━━━ DATA FOR REVIEW ━━━

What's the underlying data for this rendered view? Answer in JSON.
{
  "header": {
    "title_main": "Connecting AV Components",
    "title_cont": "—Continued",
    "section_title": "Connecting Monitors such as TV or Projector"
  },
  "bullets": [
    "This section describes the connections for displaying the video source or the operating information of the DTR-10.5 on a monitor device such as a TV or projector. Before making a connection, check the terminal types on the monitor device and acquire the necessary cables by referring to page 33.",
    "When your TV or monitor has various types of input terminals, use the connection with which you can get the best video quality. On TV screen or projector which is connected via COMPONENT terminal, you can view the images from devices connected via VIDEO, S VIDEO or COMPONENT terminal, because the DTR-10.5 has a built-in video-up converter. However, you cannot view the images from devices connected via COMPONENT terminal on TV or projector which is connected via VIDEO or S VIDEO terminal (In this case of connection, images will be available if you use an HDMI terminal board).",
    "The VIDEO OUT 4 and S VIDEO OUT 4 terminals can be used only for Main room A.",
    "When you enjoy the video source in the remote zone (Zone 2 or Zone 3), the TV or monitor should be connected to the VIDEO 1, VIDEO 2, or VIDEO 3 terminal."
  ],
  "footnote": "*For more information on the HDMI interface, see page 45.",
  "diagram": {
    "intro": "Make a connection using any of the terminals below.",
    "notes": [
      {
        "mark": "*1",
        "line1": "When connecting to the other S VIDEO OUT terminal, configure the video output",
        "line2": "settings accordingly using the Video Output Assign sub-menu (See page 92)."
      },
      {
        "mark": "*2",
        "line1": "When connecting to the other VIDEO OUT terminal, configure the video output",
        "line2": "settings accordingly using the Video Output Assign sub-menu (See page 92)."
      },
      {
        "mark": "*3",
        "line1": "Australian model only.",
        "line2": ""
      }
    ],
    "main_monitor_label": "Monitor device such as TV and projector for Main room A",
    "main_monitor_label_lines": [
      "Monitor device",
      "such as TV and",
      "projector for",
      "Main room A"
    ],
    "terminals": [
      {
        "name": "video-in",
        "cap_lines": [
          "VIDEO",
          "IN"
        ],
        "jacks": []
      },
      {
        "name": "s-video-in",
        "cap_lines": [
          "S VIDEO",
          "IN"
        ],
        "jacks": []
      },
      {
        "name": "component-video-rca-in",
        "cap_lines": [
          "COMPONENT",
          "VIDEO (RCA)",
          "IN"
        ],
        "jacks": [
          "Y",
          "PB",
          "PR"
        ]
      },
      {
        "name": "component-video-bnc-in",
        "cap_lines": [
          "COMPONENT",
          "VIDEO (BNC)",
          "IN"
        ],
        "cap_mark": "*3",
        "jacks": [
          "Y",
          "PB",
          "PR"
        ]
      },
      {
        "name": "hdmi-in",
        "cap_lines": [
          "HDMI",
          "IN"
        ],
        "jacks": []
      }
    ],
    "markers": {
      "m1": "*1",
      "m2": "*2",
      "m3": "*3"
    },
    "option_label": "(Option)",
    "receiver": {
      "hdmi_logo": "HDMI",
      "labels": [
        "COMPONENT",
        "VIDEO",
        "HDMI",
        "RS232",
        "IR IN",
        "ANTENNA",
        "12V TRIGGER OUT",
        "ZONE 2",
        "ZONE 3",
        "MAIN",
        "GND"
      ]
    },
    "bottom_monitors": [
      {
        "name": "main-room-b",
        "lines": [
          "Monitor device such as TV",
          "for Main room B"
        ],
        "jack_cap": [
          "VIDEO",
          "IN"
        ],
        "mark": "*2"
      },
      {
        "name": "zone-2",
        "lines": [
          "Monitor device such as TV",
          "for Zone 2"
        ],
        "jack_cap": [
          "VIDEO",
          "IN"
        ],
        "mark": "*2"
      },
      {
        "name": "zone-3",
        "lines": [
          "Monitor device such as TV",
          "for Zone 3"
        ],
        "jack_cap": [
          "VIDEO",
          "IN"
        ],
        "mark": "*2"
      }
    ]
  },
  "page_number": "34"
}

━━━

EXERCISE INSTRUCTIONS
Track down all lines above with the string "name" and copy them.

ANSWER FOR THIS EXERCISE
        "name": "video-in",
        "name": "s-video-in",
        "name": "component-video-rca-in",
        "name": "component-video-bnc-in",
        "name": "hdmi-in",
        "name": "main-room-b",
        "name": "zone-2",
        "name": "zone-3",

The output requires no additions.